* _TRY IT_:
Output each record exactly, with nothing omitted.

* _RECORDS PROVIDED_:
#####
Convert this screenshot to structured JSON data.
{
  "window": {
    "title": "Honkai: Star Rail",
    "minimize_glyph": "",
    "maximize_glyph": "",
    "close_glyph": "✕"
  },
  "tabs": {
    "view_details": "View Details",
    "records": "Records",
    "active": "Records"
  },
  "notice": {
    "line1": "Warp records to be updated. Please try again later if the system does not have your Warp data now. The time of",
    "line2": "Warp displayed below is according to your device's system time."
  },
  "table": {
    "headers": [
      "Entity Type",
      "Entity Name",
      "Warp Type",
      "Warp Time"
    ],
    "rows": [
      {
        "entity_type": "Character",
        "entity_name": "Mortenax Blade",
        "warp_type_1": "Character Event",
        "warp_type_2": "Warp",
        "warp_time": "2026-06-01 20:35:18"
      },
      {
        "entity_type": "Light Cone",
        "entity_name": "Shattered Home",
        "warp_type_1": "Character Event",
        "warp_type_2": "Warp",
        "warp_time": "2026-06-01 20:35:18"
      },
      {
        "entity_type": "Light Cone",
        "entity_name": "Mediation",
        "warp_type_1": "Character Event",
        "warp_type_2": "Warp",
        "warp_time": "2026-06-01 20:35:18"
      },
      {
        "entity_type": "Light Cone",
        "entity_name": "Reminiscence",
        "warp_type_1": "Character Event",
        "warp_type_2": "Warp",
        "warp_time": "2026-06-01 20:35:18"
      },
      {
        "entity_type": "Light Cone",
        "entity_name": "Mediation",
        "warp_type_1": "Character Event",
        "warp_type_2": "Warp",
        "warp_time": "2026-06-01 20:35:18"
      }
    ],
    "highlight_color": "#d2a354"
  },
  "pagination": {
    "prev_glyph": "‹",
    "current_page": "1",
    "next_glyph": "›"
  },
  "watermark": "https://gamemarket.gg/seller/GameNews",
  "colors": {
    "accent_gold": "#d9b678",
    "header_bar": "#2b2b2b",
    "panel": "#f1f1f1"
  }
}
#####
* _YOUR SOLUTION_:
Convert this screenshot to structured JSON data.
{
  "window": {
    "title": "Honkai: Star Rail",
    "minimize_glyph": "",
    "maximize_glyph": "",
    "close_glyph": "✕"
  },
  "tabs": {
    "view_details": "View Details",
    "records": "Records",
    "active": "Records"
  },
  "notice": {
    "line1": "Warp records to be updated. Please try again later if the system does not have your Warp data now. The time of",
    "line2": "Warp displayed below is according to your device's system time."
  },
  "table": {
    "headers": [
      "Entity Type",
      "Entity Name",
      "Warp Type",
      "Warp Time"
    ],
    "rows": [
      {
        "entity_type": "Character",
        "entity_name": "Mortenax Blade",
        "warp_type_1": "Character Event",
        "warp_type_2": "Warp",
        "warp_time": "2026-06-01 20:35:18"
      },
      {
        "entity_type": "Light Cone",
        "entity_name": "Shattered Home",
        "warp_type_1": "Character Event",
        "warp_type_2": "Warp",
        "warp_time": "2026-06-01 20:35:18"
      },
      {
        "entity_type": "Light Cone",
        "entity_name": "Mediation",
        "warp_type_1": "Character Event",
        "warp_type_2": "Warp",
        "warp_time": "2026-06-01 20:35:18"
      },
      {
        "entity_type": "Light Cone",
        "entity_name": "Reminiscence",
        "warp_type_1": "Character Event",
        "warp_type_2": "Warp",
        "warp_time": "2026-06-01 20:35:18"
      },
      {
        "entity_type": "Light Cone",
        "entity_name": "Mediation",
        "warp_type_1": "Character Event",
        "warp_type_2": "Warp",
        "warp_time": "2026-06-01 20:35:18"
      }
    ],
    "highlight_color": "#d2a354"
  },
  "pagination": {
    "prev_glyph": "‹",
    "current_page": "1",
    "next_glyph": "›"
  },
  "watermark": "https://gamemarket.gg/seller/GameNews",
  "colors": {
    "accent_gold": "#d9b678",
    "header_bar": "#2b2b2b",
    "panel": "#f1f1f1"
  }
}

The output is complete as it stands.